Our program was supposed to start on Monday on the field, but in Africa sometimes things take time so we could only welcome a few participants and give them a short theoretical introduction to CAC and our work. On Tuesday we started on the field with 18 teachers and did a classical “Ronaldo Day” that gives a good introduction into football for social impact. On Wednesday we continued with Marta who is one of our most powerful female role models and gives us the opportunity to speak about female empowerment as well as discuss participation and roles of girls in sport, football and society. The participants agreed and even gave examples about different stereotypes that still exist about the roles of women and men in society. They already knew that most of these roles are culturally defined and not naturally given. One example they mentioned was about hair dressers. In Tanzania only women become hairdressers, but amongst the immigrants from the Democratic Republic of Congo you’ll find also men that are doing this job. This is just one of the examples we discussed and where we emphasized the idea of questioning these traditions and making a step towards creating more choices and opening more opportunities in the minds of the people, especially the young generation.
The group enjoyed very much our fun games like Mingle Mingle, Animal Game and Head-Catch. But they also worked very seriously on finding solutions in our problem solving games like 95% Football and Lines Game, although we could tell that they’re at the beginning of the process to become self-directed learners and they struggled with this new way of thinking and acting. But they made progress throughout the week and we hope to see major changes next year when we come back, because we’re aware of the fact that the learning process and change in behavior happens throughout the year as they implement what they have learned and not completely during our one week program.

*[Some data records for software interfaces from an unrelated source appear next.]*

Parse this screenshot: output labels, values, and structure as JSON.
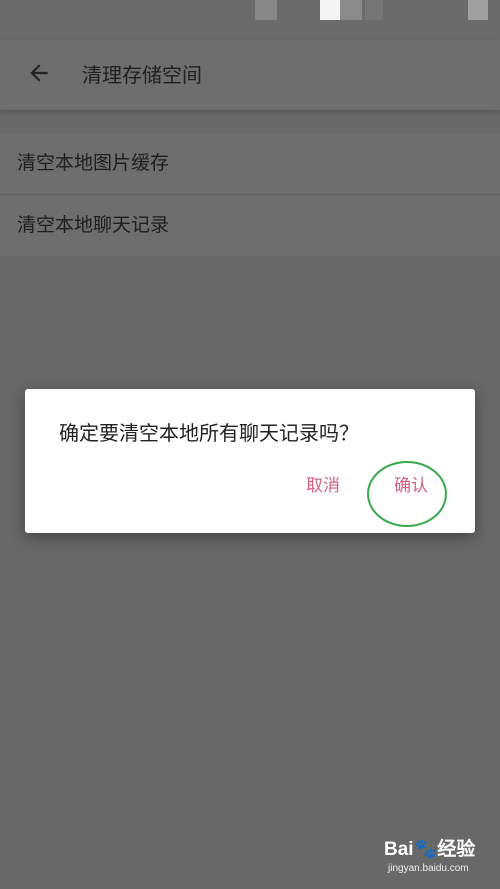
{
  "app_bar": {
    "title": "清理存储空间",
    "back_icon": "arrow-left-icon"
  },
  "list": {
    "items": [
      {
        "label": "清空本地图片缓存"
      },
      {
        "label": "清空本地聊天记录"
      }
    ]
  },
  "dialog": {
    "message": "确定要清空本地所有聊天记录吗？",
    "cancel_label": "取消",
    "confirm_label": "确认"
  },
  "watermark": {
    "brand": "Bai",
    "paw": "🐾",
    "brand_suffix": "经验",
    "url": "jingyan.baidu.com"
  },
  "colors": {
    "dim_background": "#686868",
    "dialog_button": "#d3607f",
    "highlight_ring": "#3aa84f"
  }
}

We can only initiate, but the participants have to continue and we’re optimistic that this group will do so.
We want to say ‘Thank you!’ to the Ilala Municipality District and Claude to make this program happen. A big ‘Thank you!’ goes also to Nico Achimpota our local Community Impact Coach (CIC) who traveled on Sunday from Dodoma to Dar es Salaam to help us to set up the program and organize everything for the training. Last but not least we want to thank Mr. Mgamba and his school that they hosted us and provided a football pitch and a separate classroom that we could use the whole week.
We are looking forward to come back next year and welcome a lot of returning coaches who continue with us the journey to become self-directed learners and establish this new learning culture in their teaching and coaching.
I personally want to say ‘Thank you!’ to Nora and Sophie for the wonderful eight weeks I had with them and the brilliant introduction I got into the philosophy of CAC and in the administrative procedures to make our work on the field successful. I’m now looking forward to run the first programs on my own and learning from my own experiences.